On Wednesday, Danville, Illinois Mayor Scott Eisenhauer reportedly told an Illinois Senate committee that a conservative estimate indicates that along with 800 permanent jobs, a casino in Danville would bring the city’s coffers between $5 million and $7 million and $30 million in annual wages, as reported by The News-Gazette.

Next month, state legislators in Illinois are reportedly due to begin deliberations on a bill for expanded gambling in the state that could see the border cities of Danville and Rockford granted casino licenses while allowing horse racing tracks to operate slots.

At Wednesday’s Senate Gaming Committee hearing in Springfield, Eisenhauer reportedly said that a Danville casino would mean economic development for the city. He told gaming committee members, “We have our unemployment rate as well as our poverty levels which exceed the state average,” and, “I stand before you today seeking your support on this economic development bill. Let’s make no mistake: That’s exactly what this is,” according to the news agency.

The mayor reportedly said that even after factoring in revised estimates, a Danville casino would result in the creation of 600 construction jobs, which would pay between $8million and $10 million worth of wages. Eisenhauer said, “As an economic development bill, this bill for the city of Danville would be an investment of over $250 million. It would provide permanent as well as temporary jobs in excess of 1,000, and it would give our citizens an opportunity to seek greater employment opportunities,” according to the news agency. At the hearing, Eisenhauer also reportedly reiterated his longtime argument that a casino in Danville would see the majority of its business, which he projected at 65 percent, from neighboring Indiana. He noted that there has been mention of possibly building a casino in Terre Haute if Illinois doesn’t move forward.

Calling the bill “a massive expansion of gambling,” executive director of Illinois Church Action on Alcohol and Addiction Problems, Anita Bedell, said that the legislation would lead to an increase in social and criminal problems in the state. Meanwhile, Illinois Casino Gaming Association Director Tom Swoik, said the state gambling opportunities already saturate the state and include 25,000 video-gambling machines. He reportedly said that gambling expansion has already happened in the state where in the last 10 years revenue from gambling has dropped 44 percent.

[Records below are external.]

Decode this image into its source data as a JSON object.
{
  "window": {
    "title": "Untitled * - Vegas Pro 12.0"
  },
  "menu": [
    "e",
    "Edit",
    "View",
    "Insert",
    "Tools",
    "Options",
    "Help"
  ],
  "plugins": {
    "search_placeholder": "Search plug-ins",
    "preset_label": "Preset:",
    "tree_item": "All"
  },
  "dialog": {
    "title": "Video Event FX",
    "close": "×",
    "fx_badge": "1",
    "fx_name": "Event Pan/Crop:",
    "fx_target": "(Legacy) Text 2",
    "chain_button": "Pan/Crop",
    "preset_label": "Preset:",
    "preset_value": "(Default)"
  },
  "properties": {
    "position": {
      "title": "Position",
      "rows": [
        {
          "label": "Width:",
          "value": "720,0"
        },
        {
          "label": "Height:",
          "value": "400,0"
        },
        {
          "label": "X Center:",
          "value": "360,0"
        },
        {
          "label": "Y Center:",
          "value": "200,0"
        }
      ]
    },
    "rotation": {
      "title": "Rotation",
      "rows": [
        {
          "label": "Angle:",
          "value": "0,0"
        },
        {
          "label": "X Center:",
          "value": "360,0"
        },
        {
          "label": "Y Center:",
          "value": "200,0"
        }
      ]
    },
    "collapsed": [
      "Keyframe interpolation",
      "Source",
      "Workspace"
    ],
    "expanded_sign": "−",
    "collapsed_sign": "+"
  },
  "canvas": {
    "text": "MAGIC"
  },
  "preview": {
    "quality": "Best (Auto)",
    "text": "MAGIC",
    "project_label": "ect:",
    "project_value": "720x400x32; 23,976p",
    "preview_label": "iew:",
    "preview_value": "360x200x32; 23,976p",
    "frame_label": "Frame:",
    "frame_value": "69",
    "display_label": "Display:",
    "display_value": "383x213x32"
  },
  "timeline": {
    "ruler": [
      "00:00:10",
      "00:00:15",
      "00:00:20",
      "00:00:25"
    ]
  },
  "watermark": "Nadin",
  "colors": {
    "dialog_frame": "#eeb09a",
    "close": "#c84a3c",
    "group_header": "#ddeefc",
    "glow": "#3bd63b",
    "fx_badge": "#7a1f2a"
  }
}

Swoik said, “We have more than double the number of licensed gaming venues in Illinois than there are in Las Vegas,” as reported by the news agency.